The word in Vegas over the weekend was that the New England Patriots were overmatched in their opener against the Arizona Cardinals. Road game against a tough opponent, no Brady. So my friend Jim Donaldson, a sports columnist for the Providence Journal, who is taking a buyout after almost 40 years working for the Journal, called me up and talked about a "huge financial opportunity.''
Donaldson is also a Notre Dame graduate, which means he has an opinion about everything. He also is not a big fan of Patriot coach Bill Belichick, giving only grudging approval to the accomplishments of a coach who has won four Super Bowls.
Donaldson's argument was that without the presence of Tom Brady, Belichick would probably have 0 rings.
He told me to jump on the Cardinals, giving 6.5 points. When he heard that the Patriots would also be without tight end Rob Gronkowski and the line went to nine points, he was still calling the game a "Cardinal lock.'' The Patriots would also be missing a pair of starting offensive linemen, which further strengthened Jimmy D's resolve.

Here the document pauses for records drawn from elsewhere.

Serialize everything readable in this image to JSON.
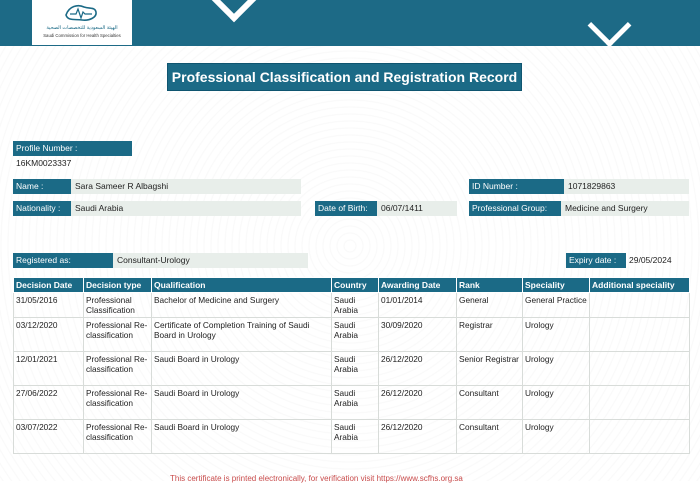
{
  "logo": {
    "arabic_name": "الهيئة السعودية للتخصصات الصحية",
    "english_name": "Saudi Commission for Health Specialties"
  },
  "document": {
    "title": "Professional Classification and Registration Record"
  },
  "profile": {
    "profile_number_label": "Profile Number :",
    "profile_number": "16KM0023337",
    "name_label": "Name :",
    "name": "Sara Sameer R Albagshi",
    "id_number_label": "ID Number :",
    "id_number": "1071829863",
    "nationality_label": "Nationality :",
    "nationality": "Saudi Arabia",
    "dob_label": "Date of Birth:",
    "dob": "06/07/1411",
    "professional_group_label": "Professional Group:",
    "professional_group": "Medicine and Surgery"
  },
  "registration": {
    "registered_as_label": "Registered as:",
    "registered_as": "Consultant-Urology",
    "expiry_label": "Expiry date :",
    "expiry": "29/05/2024"
  },
  "table": {
    "headers": [
      "Decision Date",
      "Decision type",
      "Qualification",
      "Country",
      "Awarding Date",
      "Rank",
      "Speciality",
      "Additional speciality"
    ],
    "rows": [
      [
        "31/05/2016",
        "Professional Classification",
        "Bachelor of Medicine and Surgery",
        "Saudi Arabia",
        "01/01/2014",
        "General",
        "General Practice",
        ""
      ],
      [
        "03/12/2020",
        "Professional Re-classification",
        "Certificate of Completion Training of Saudi Board in Urology",
        "Saudi Arabia",
        "30/09/2020",
        "Registrar",
        "Urology",
        ""
      ],
      [
        "12/01/2021",
        "Professional Re-classification",
        "Saudi Board in Urology",
        "Saudi Arabia",
        "26/12/2020",
        "Senior Registrar",
        "Urology",
        ""
      ],
      [
        "27/06/2022",
        "Professional Re-classification",
        "Saudi Board in Urology",
        "Saudi Arabia",
        "26/12/2020",
        "Consultant",
        "Urology",
        ""
      ],
      [
        "03/07/2022",
        "Professional Re-classification",
        "Saudi Board in Urology",
        "Saudi Arabia",
        "26/12/2020",
        "Consultant",
        "Urology",
        ""
      ]
    ]
  },
  "footer": {
    "note": "This certificate is printed electronically, for verification visit https://www.scfhs.org.sa"
  },
  "colors": {
    "brand": "#1b6a86",
    "value_bg": "#e8eeea",
    "footer_text": "#c84b4b"
  }
}
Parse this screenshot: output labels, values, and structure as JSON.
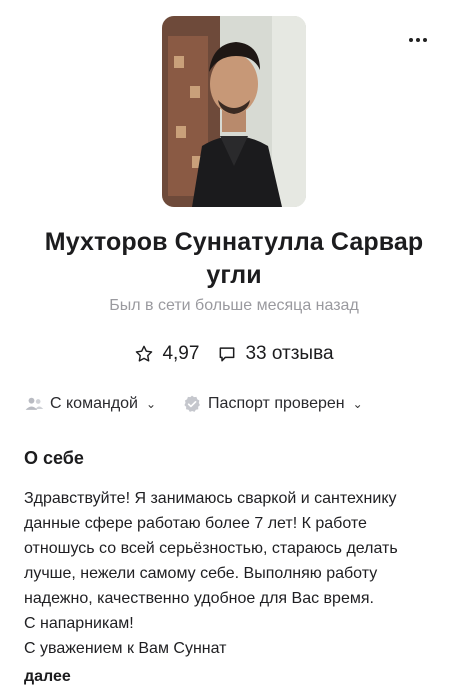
{
  "profile": {
    "name": "Мухторов Суннатулла Сарвар угли",
    "status": "Был в сети больше месяца назад",
    "rating": "4,97",
    "reviews": "33 отзыва"
  },
  "chips": {
    "team_label": "С командой",
    "passport_label": "Паспорт проверен"
  },
  "about": {
    "title": "О себе",
    "text": "Здравствуйте! Я занимаюсь сваркой и сантехнику\nданные сфере работаю более 7 лет! К работе\nотношусь со всей серьёзностью, стараюсь делать\nлучше, нежели самому себе. Выполняю работу\nнадежно, качественно удобное для Вас время.\nС напарникам!\nС уважением к Вам Суннат",
    "more_label": "далее"
  },
  "icons": {
    "more": "more-dots-icon",
    "rating": "star-icon",
    "reviews": "speech-bubble-icon",
    "team": "people-icon",
    "passport": "verified-badge-icon"
  }
}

I listened and pointed out that any Belichick-coached team with more than six months to prepare for a game was dangerous. Donaldson discounted it, maintaining that the Cardinals would not only win but "cover.''
So naturally, I watched with a more than a little bit of amusement when the Patriots led by fill-in quarterback Jimmy Garappolo went out and performed like a team with Brady at QB in a 23-21 "upset'' of the Cardinals.
The magic of Belichick, who keeps doing this with different lineups, different quarterbacks, offensive linemen, wide receivers, was again on display. Donaldson is no doubt spending a few days in the Arizona desert, working on his golf game and worrying about ND's game against Michigan State on Saturday.
The point of this is that Belichick is a difference maker, no matter who plays. And it should also be pointed out that two of Belichick's disciples/friends/compatriots are Alabama coach Nick Saban and Ohio State coach Urban Meyer.[membership level="0"] The rest of this article is available to subscribers only - to become a subscriber click here.[/membership] [membership]
Both Saban and Meyer have coached national championship teams at two different schools. Both Saban and Meyer have proven time after time that they can do a better job coaching than their brethren, no matter who is in their starting lineup.
Take Alabama. Saban is again proving that he can coach a championship caliber team with an untested quarterback. The Tide is the defending national champion, have another new QB in the mix and shows no sign of dropping from the top level.
At Ohio State, Meyer lost 17 starters from last year's team, which would suggest a drop off? Sorry, The Buckeyes simply changed the name tags and have rolled to easy wins in their first two games. Granted Bowling Green and Tulsa are not top of the line opponents, but clearly the Buckeyes are ready for the challenge of the season, winning their first two games by a combined score of 125-13.
Recess is now over for both schools. Ohio State must travel to Norman, Oklahoma for a show down game against the Oklahoma Sooners, while Alabama, after rolling past USC and Western Kentucky by a combined score of 90-16, opens its Southeastern Conference season with a road game at Ole Miss.
Bama is a 9.5 point favorite in the early betting lines and Ohio State is a 2.5 point favorite. Fair enough, but the biggest factor to consider here is who is on the sidelines. In the case of any games that Bama and Ohio State are playing, that the edge clearly goes to Saban and Meyer,
Just as , much to the dismay of Jim Donaldson, the Patriots always have an edge in any game that Bill Belichick coaches.
That does not mean that Alabama, Ohio State and the Patriots will all go undefeated. Stuff happens, especially with college players and even at the next level.
But in the final analysis, the level of coaches does make a difference.[/membership]